(Excerpts from an interface dataset)
====================
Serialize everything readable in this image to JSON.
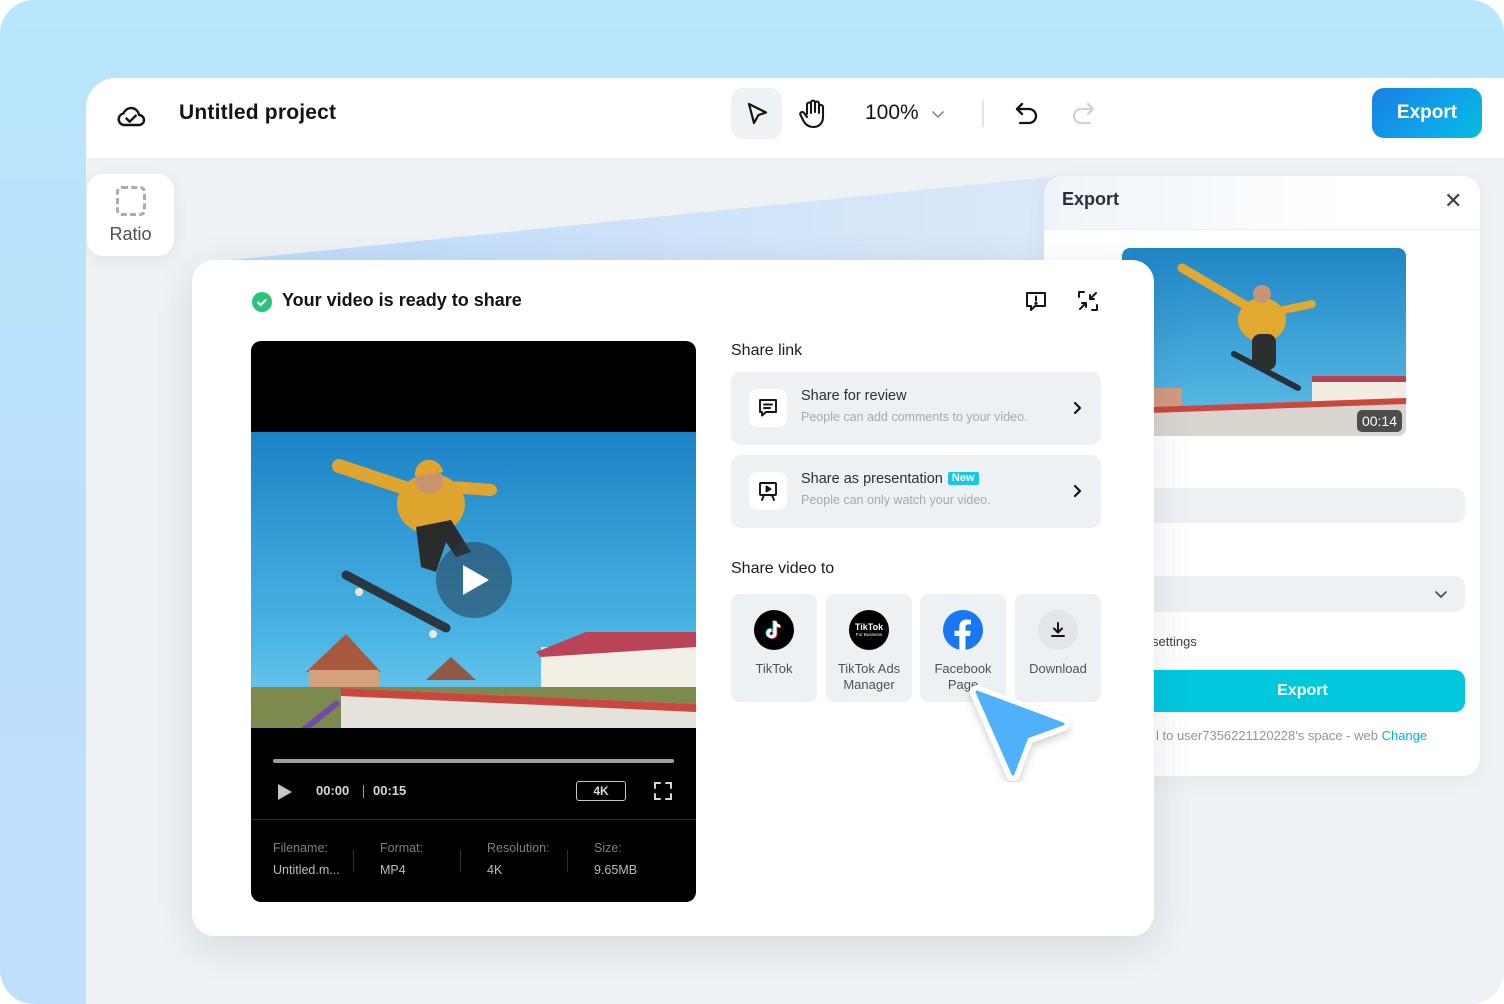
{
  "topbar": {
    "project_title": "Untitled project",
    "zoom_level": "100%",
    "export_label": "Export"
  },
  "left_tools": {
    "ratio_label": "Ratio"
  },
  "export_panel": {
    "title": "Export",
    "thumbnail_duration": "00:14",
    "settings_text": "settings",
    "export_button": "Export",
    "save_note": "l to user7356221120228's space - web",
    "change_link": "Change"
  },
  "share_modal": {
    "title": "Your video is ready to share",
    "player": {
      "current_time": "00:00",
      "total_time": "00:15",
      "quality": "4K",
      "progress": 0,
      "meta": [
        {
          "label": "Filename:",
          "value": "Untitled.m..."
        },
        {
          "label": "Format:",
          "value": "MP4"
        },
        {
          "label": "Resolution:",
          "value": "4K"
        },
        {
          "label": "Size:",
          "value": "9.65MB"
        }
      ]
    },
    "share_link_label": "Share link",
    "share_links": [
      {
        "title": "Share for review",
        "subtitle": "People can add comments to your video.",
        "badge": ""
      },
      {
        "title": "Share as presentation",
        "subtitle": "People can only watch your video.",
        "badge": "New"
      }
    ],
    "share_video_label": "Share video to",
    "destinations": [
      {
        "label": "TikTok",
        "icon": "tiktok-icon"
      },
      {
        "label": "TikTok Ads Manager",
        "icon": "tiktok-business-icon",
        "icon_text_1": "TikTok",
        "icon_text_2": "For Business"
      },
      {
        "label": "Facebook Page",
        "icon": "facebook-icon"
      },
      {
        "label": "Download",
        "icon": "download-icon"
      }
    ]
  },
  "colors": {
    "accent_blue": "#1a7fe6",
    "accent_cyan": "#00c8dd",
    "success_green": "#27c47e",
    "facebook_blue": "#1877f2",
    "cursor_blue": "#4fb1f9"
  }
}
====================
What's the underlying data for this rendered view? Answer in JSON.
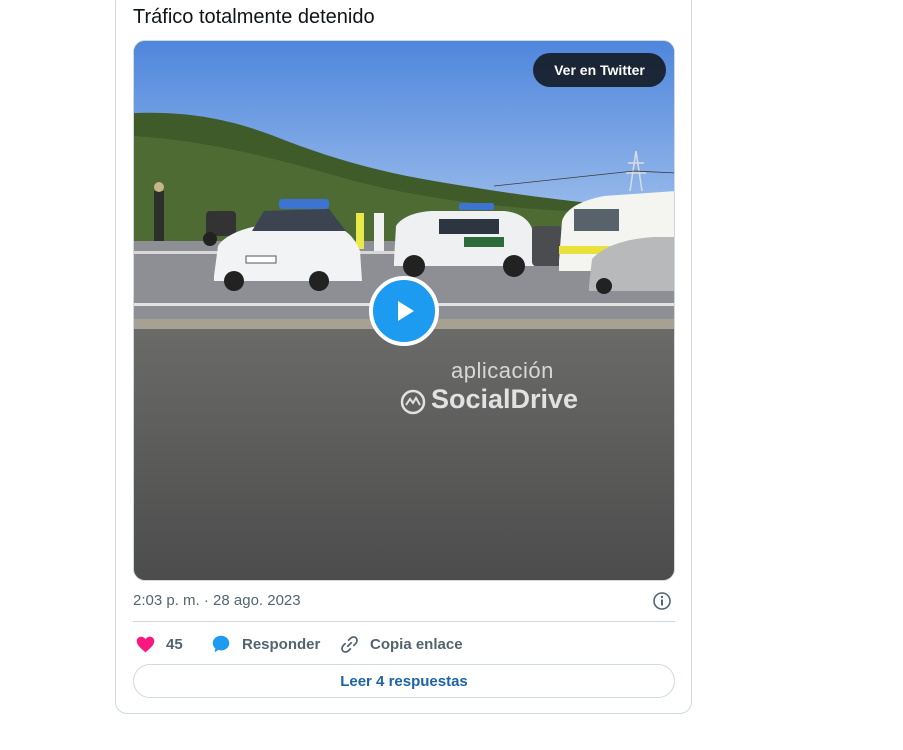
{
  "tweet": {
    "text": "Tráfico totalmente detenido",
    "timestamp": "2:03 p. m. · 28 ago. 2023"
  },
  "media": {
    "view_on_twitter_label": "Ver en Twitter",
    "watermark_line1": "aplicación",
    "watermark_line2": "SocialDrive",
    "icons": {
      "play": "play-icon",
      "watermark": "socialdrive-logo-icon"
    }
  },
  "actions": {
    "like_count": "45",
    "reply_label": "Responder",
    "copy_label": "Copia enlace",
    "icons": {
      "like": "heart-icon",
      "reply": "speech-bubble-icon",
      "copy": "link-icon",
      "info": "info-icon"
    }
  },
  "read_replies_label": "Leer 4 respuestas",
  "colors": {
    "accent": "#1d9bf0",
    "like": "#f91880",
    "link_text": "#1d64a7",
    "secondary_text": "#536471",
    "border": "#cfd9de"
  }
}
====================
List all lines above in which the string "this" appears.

Solution below:
Serialize everything readable in this image to JSON.
What's the underlying data for this rendered view? Answer in JSON.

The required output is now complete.